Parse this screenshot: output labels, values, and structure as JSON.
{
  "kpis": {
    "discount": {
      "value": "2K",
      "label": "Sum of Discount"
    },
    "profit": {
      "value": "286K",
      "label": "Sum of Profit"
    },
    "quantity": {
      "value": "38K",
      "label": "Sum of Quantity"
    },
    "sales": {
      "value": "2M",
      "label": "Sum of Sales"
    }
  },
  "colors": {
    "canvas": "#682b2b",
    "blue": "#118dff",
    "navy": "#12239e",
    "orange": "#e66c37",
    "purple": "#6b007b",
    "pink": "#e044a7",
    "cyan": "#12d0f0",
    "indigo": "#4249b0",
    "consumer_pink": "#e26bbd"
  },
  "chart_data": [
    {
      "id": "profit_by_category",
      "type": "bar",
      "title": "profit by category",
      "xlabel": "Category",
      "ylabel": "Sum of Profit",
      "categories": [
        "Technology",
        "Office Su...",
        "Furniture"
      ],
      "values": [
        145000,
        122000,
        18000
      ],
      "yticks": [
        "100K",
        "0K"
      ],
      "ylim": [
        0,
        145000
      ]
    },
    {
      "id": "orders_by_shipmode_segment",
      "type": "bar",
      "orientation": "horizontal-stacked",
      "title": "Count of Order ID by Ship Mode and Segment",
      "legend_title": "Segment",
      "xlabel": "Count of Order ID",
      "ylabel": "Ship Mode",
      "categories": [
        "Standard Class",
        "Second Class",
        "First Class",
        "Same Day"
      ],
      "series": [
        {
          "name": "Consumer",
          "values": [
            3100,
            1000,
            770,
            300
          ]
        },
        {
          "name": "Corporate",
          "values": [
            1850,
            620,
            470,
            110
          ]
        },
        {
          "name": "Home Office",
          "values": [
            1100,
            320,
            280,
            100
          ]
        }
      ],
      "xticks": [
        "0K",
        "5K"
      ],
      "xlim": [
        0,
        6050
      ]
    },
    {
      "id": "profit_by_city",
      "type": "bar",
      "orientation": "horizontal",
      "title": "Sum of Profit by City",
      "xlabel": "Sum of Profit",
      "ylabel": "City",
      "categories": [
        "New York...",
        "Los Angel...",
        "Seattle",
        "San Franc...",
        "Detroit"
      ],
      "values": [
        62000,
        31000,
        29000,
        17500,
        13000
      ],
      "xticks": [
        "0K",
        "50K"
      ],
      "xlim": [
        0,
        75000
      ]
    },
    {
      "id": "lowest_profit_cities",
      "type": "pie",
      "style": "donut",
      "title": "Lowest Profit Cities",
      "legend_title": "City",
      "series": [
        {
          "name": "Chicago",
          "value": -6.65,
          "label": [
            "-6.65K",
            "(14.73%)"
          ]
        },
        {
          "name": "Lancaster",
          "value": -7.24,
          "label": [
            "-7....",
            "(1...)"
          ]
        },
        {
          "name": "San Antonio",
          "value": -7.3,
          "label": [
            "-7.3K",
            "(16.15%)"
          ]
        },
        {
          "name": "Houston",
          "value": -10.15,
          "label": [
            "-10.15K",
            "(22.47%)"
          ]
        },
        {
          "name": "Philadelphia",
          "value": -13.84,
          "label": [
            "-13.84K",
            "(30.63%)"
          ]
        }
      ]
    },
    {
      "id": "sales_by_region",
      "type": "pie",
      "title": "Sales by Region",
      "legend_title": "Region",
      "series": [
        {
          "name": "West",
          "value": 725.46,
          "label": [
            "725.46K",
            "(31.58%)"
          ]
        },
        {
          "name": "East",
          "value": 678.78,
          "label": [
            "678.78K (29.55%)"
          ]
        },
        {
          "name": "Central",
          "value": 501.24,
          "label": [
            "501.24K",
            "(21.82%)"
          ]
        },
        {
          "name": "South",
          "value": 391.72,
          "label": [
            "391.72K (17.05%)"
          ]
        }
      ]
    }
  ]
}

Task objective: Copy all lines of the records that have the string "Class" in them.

Reply:
        "Standard Class",
        "Second Class",
        "First Class",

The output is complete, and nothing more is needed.